On Wednesday of last week, I had an audition for a theatre job I reeeally wanted to get at a company I reeeally admire, but alas. I dropped the ball on that one. That Wednesday I gave a vanilla, not-dailed-in, super-distracted audition. Sigh. It happens. I had to remind myself at least eight times to “let it go” as I walked back to my day job after the audition.
To be quite honest, I just couldn’t get my head in the game after the biopsy the day before. I was scared and shakey and was having trouble sitting up straight and moving my left arm without feeling pain or a weird weak sensation. But most of all, I was scared to death of finding out the biopsy results at any given minute.
But whatever. It’s about showing up and doing the work no matter what, and I showed up and did the work. It’s okay if it was not my best, I cannot always deliver my best. I am not a machine. I am HUMAN!

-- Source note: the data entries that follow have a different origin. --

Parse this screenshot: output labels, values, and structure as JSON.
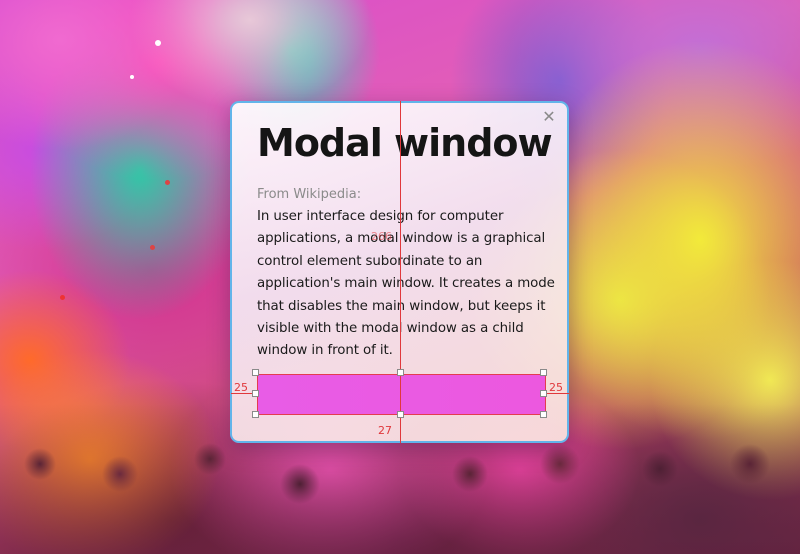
{
  "modal": {
    "close_glyph": "✕",
    "title": "Modal window",
    "source": "From Wikipedia:",
    "body": "In user interface design for computer applications, a modal window is a graphical control element subordinate to an application's main window. It creates a mode that disables the main window, but keeps it visible with the modal window as a child window in front of it."
  },
  "measurements": {
    "left_margin": "25",
    "right_margin": "25",
    "bottom_margin": "27",
    "center_label": "266"
  },
  "colors": {
    "modal_border": "#62b4ea",
    "guide": "#e0383c",
    "action_bar": "#e85ce6"
  }
}
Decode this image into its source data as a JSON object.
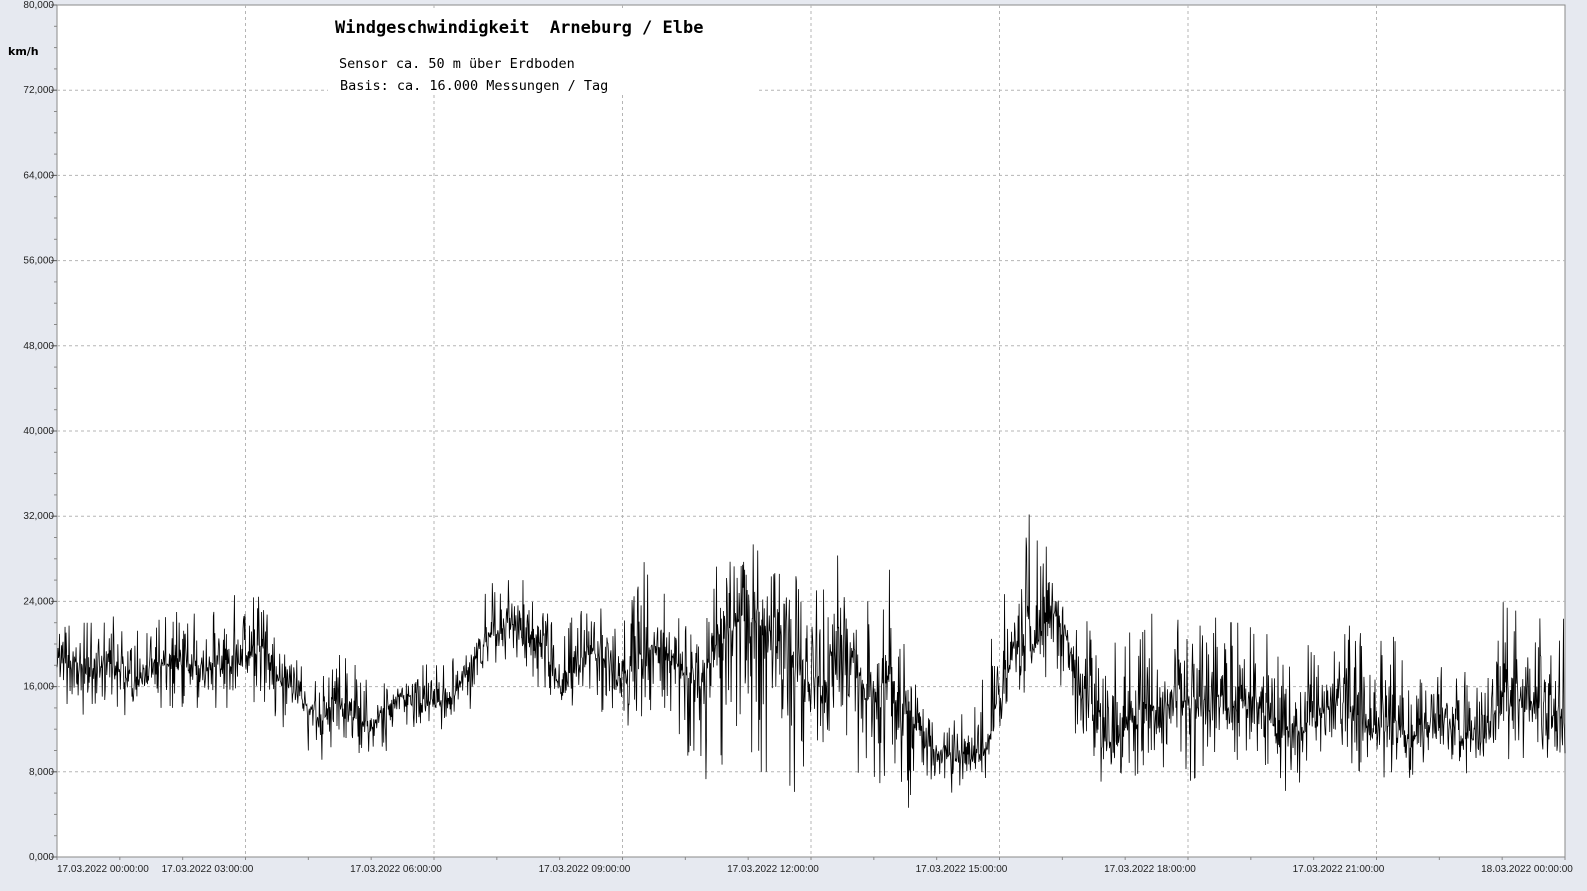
{
  "chart_data": {
    "type": "line",
    "title": "Windgeschwindigkeit  Arneburg / Elbe",
    "subtitle_lines": [
      "Sensor ca. 50 m über Erdboden",
      "Basis: ca. 16.000 Messungen / Tag"
    ],
    "ylabel": "km/h",
    "xlabel": "",
    "ylim": [
      0,
      80
    ],
    "xlim_hours": [
      0,
      24
    ],
    "grid": true,
    "legend": "none",
    "y_ticks": [
      "0,000",
      "8,000",
      "16,000",
      "24,000",
      "32,000",
      "40,000",
      "48,000",
      "56,000",
      "64,000",
      "72,000",
      "80,000"
    ],
    "x_ticks": [
      {
        "label": "17.03.2022  00:00:00",
        "hour": 0
      },
      {
        "label": "17.03.2022  03:00:00",
        "hour": 3
      },
      {
        "label": "17.03.2022  06:00:00",
        "hour": 6
      },
      {
        "label": "17.03.2022  09:00:00",
        "hour": 9
      },
      {
        "label": "17.03.2022  12:00:00",
        "hour": 12
      },
      {
        "label": "17.03.2022  15:00:00",
        "hour": 15
      },
      {
        "label": "17.03.2022  18:00:00",
        "hour": 18
      },
      {
        "label": "17.03.2022  21:00:00",
        "hour": 21
      },
      {
        "label": "18.03.2022  00:00:00",
        "hour": 24
      }
    ],
    "series": [
      {
        "color": "#000000",
        "x_hours": [
          0,
          0.25,
          0.5,
          0.75,
          1,
          1.25,
          1.5,
          1.75,
          2,
          2.25,
          2.5,
          2.75,
          3,
          3.25,
          3.5,
          3.75,
          4,
          4.25,
          4.5,
          4.75,
          5,
          5.25,
          5.5,
          5.75,
          6,
          6.25,
          6.5,
          6.75,
          7,
          7.25,
          7.5,
          7.75,
          8,
          8.25,
          8.5,
          8.75,
          9,
          9.25,
          9.5,
          9.75,
          10,
          10.25,
          10.5,
          10.75,
          11,
          11.25,
          11.5,
          11.75,
          12,
          12.25,
          12.5,
          12.75,
          13,
          13.25,
          13.5,
          13.75,
          14,
          14.25,
          14.5,
          14.75,
          15,
          15.25,
          15.5,
          15.75,
          16,
          16.25,
          16.5,
          16.75,
          17,
          17.25,
          17.5,
          17.75,
          18,
          18.25,
          18.5,
          18.75,
          19,
          19.25,
          19.5,
          19.75,
          20,
          20.25,
          20.5,
          20.75,
          21,
          21.25,
          21.5,
          21.75,
          22,
          22.25,
          22.5,
          22.75,
          23,
          23.25,
          23.5,
          23.75,
          24
        ],
        "mean_kmh": [
          19,
          18,
          17,
          18,
          18,
          17,
          18,
          18,
          18,
          18,
          18,
          18,
          19,
          20,
          17,
          16,
          14,
          13,
          15,
          13,
          12,
          14,
          15,
          15,
          14,
          15,
          17,
          20,
          21,
          22,
          21,
          20,
          16,
          18,
          19,
          18,
          17,
          19,
          20,
          19,
          17,
          16,
          20,
          22,
          23,
          21,
          22,
          18,
          16,
          18,
          20,
          17,
          14,
          17,
          14,
          11,
          10,
          9,
          9,
          10,
          14,
          20,
          19,
          22,
          23,
          16,
          13,
          11,
          12,
          14,
          14,
          15,
          15,
          15,
          15,
          14,
          15,
          13,
          12,
          12,
          13,
          14,
          15,
          13,
          12,
          13,
          11,
          12,
          13,
          12,
          11,
          12,
          15,
          15,
          14,
          13,
          14
        ],
        "max_kmh": [
          24,
          22,
          22,
          22,
          23,
          21,
          23,
          23,
          23,
          24,
          23,
          24,
          26,
          27,
          21,
          19,
          17,
          17,
          19,
          18,
          16,
          17,
          18,
          18,
          18,
          18,
          21,
          25,
          26,
          26,
          26,
          24,
          20,
          25,
          23,
          24,
          22,
          30,
          28,
          23,
          22,
          24,
          31,
          31,
          30,
          28,
          29,
          27,
          25,
          29,
          28,
          24,
          24,
          27,
          20,
          17,
          14,
          14,
          13,
          17,
          25,
          24,
          35,
          29,
          24,
          21,
          23,
          22,
          21,
          29,
          21,
          23,
          21,
          24,
          22,
          22,
          22,
          21,
          18,
          19,
          22,
          23,
          22,
          21,
          20,
          21,
          17,
          18,
          19,
          18,
          17,
          18,
          24,
          23,
          23,
          21,
          24
        ],
        "min_kmh": [
          15,
          14,
          12,
          13,
          13,
          14,
          14,
          14,
          14,
          14,
          14,
          14,
          14,
          15,
          13,
          11,
          10,
          9,
          11,
          10,
          9,
          10,
          12,
          12,
          11,
          12,
          13,
          16,
          17,
          18,
          16,
          16,
          13,
          14,
          15,
          13,
          12,
          13,
          14,
          14,
          10,
          7,
          8,
          10,
          8,
          8,
          8,
          6,
          7,
          6,
          8,
          6,
          4,
          5,
          4,
          7,
          7,
          6,
          7,
          7,
          11,
          16,
          15,
          17,
          16,
          10,
          8,
          6,
          7,
          8,
          8,
          9,
          7,
          8,
          9,
          8,
          7,
          7,
          6,
          7,
          7,
          8,
          9,
          8,
          7,
          8,
          6,
          7,
          7,
          7,
          7,
          8,
          9,
          8,
          8,
          7,
          8
        ]
      }
    ]
  }
}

And, as you know, I found out the (terrific!) results that next day, on Thursday. So I was not in limbo for too long. 🙂
…Which is when I began my EPIC TRAVELING ADVENTURE with Miss Suzzane Cawthra to Los Angeles, from Portland, via Boise/Twin Falls Idaho (don’t try to understand it, just go with it). It was beautiful.
That Thursday through Monday was one of the most amazing stretch of days I’ve ever had. There was so much to be thankful for, to be happy about, and even more to look forward to. I feel like I have already received my prize.
You guys, I simply CANNOT WAIT to move down to LA. With each trip I make down there (and clearly, I cannot stay away) I feel more and more at home. During each trip, a couple more tiny pieces fall into place. And some of the most important people in my life, the ones that I have chosen to call family, are there. It feels right. I’m going with it.
I am wanting to talk more and more about this experience, but I will save it for next time. This post is already too long and even I’m starting to get bored reading it (Quick, Britt! Put in more GIFS!!).
But if there is one thing my life isn’t, though, it’s boring.
I am in a good place. I am so happy to be out of the woods after the BIG LIFE THREE (burnt-down house, hit-and-run on car, cancer scare). I am grateful to be back to the “normal life” stresses of trying to not-perform-shittily at auditions, paying-off massive credit card debt, double-booking myself and worrying about letting people down, breaking my own heart, and being deathly afraid of failure. No, that’s not melodrama people. That is my amazing life. Chock-full of challenges, ups-and-downs, and major successes and payoffs. I feel much stronger today than I did a month ago. And I have so many amazing forces in my life that have carried me through and leveled me up in life.
… Not the least of which were the three tubs of Salt and Straw ice cream (2 pear/blue cheese-my FAVE-, and one strawberry balsamic and pepper!) that found their way to me, like magic, after my biopsy.
And also, thank you, dear Dani, for your love from afar. Even though you are in India, I feel lucky to have little gems like these to get me through your two-month stateside absence (yup, you knew this was going to end up on our blog somehow… I LOVE YOU!):
(Ladies and gentlemen, that is my soul mate. So BACK OFF.)
love from the lucky girl born on Friday the 13th,